Set down each record exactly as written.
-------
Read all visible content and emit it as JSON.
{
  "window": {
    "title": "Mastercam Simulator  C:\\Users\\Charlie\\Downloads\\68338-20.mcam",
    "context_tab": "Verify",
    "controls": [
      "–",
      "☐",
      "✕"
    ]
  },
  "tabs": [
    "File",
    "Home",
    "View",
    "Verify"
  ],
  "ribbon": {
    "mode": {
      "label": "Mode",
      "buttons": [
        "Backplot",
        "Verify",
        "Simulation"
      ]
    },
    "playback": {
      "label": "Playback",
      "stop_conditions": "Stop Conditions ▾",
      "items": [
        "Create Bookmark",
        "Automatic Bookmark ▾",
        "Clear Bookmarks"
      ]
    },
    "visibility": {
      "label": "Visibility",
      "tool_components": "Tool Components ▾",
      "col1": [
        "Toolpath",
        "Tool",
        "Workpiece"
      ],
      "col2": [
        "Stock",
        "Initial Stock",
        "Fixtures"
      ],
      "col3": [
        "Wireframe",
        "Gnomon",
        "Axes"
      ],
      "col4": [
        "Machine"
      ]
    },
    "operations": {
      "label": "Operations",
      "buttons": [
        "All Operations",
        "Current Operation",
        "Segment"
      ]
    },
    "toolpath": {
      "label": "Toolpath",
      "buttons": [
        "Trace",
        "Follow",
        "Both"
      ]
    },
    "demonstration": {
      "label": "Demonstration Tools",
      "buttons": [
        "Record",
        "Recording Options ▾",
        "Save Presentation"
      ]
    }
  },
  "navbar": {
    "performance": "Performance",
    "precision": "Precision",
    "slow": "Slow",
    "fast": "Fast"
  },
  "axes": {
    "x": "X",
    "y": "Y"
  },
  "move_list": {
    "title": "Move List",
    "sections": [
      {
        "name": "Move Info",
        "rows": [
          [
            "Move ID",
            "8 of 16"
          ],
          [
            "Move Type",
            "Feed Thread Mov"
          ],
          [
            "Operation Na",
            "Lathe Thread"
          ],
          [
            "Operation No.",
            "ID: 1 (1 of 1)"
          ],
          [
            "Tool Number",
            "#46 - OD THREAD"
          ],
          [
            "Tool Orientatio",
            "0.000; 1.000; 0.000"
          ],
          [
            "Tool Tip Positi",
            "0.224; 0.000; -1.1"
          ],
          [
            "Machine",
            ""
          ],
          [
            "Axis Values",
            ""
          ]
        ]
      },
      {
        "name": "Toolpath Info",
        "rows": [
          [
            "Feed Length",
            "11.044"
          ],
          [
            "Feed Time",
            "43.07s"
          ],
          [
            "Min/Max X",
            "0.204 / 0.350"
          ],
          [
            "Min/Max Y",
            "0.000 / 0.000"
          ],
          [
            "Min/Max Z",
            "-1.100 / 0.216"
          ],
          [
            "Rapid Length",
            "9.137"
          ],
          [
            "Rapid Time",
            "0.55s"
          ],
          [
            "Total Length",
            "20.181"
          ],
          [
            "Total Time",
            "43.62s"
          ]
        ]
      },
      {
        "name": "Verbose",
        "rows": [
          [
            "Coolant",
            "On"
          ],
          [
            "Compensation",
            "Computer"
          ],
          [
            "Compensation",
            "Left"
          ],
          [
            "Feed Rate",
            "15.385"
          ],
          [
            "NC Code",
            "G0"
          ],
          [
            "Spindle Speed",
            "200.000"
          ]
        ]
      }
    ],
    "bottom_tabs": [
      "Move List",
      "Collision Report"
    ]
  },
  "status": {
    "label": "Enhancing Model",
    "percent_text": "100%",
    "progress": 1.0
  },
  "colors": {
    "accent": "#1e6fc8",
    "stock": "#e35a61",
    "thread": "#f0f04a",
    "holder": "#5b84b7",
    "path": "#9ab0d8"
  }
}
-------
Answer section —
Read all visible content and emit it as JSON.
{
  "window": {
    "title": "Mastercam Simulator  C:\\Users\\Charlie\\Downloads\\68338-20.mcam",
    "context_tab": "Verify",
    "controls": [
      "–",
      "☐",
      "✕"
    ]
  },
  "tabs": [
    "File",
    "Home",
    "View",
    "Verify"
  ],
  "ribbon": {
    "mode": {
      "label": "Mode",
      "buttons": [
        "Backplot",
        "Verify",
        "Simulation"
      ]
    },
    "playback": {
      "label": "Playback",
      "stop_conditions": "Stop Conditions ▾",
      "items": [
        "Create Bookmark",
        "Automatic Bookmark ▾",
        "Clear Bookmarks"
      ]
    },
    "visibility": {
      "label": "Visibility",
      "tool_components": "Tool Components ▾",
      "col1": [
        "Toolpath",
        "Tool",
        "Workpiece"
      ],
      "col2": [
        "Stock",
        "Initial Stock",
        "Fixtures"
      ],
      "col3": [
        "Wireframe",
        "Gnomon",
        "Axes"
      ],
      "col4": [
        "Machine"
      ]
    },
    "operations": {
      "label": "Operations",
      "buttons": [
        "All Operations",
        "Current Operation",
        "Segment"
      ]
    },
    "toolpath": {
      "label": "Toolpath",
      "buttons": [
        "Trace",
        "Follow",
        "Both"
      ]
    },
    "demonstration": {
      "label": "Demonstration Tools",
      "buttons": [
        "Record",
        "Recording Options ▾",
        "Save Presentation"
      ]
    }
  },
  "navbar": {
    "performance": "Performance",
    "precision": "Precision",
    "slow": "Slow",
    "fast": "Fast"
  },
  "axes": {
    "x": "X",
    "y": "Y"
  },
  "move_list": {
    "title": "Move List",
    "sections": [
      {
        "name": "Move Info",
        "rows": [
          [
            "Move ID",
            "8 of 16"
          ],
          [
            "Move Type",
            "Feed Thread Mov"
          ],
          [
            "Operation Na",
            "Lathe Thread"
          ],
          [
            "Operation No.",
            "ID: 1 (1 of 1)"
          ],
          [
            "Tool Number",
            "#46 - OD THREAD"
          ],
          [
            "Tool Orientatio",
            "0.000; 1.000; 0.000"
          ],
          [
            "Tool Tip Positi",
            "0.224; 0.000; -1.1"
          ],
          [
            "Machine",
            ""
          ],
          [
            "Axis Values",
            ""
          ]
        ]
      },
      {
        "name": "Toolpath Info",
        "rows": [
          [
            "Feed Length",
            "11.044"
          ],
          [
            "Feed Time",
            "43.07s"
          ],
          [
            "Min/Max X",
            "0.204 / 0.350"
          ],
          [
            "Min/Max Y",
            "0.000 / 0.000"
          ],
          [
            "Min/Max Z",
            "-1.100 / 0.216"
          ],
          [
            "Rapid Length",
            "9.137"
          ],
          [
            "Rapid Time",
            "0.55s"
          ],
          [
            "Total Length",
            "20.181"
          ],
          [
            "Total Time",
            "43.62s"
          ]
        ]
      },
      {
        "name": "Verbose",
        "rows": [
          [
            "Coolant",
            "On"
          ],
          [
            "Compensation",
            "Computer"
          ],
          [
            "Compensation",
            "Left"
          ],
          [
            "Feed Rate",
            "15.385"
          ],
          [
            "NC Code",
            "G0"
          ],
          [
            "Spindle Speed",
            "200.000"
          ]
        ]
      }
    ],
    "bottom_tabs": [
      "Move List",
      "Collision Report"
    ]
  },
  "status": {
    "label": "Enhancing Model",
    "percent_text": "100%",
    "progress": 1.0
  },
  "colors": {
    "accent": "#1e6fc8",
    "stock": "#e35a61",
    "thread": "#f0f04a",
    "holder": "#5b84b7",
    "path": "#9ab0d8"
  }
}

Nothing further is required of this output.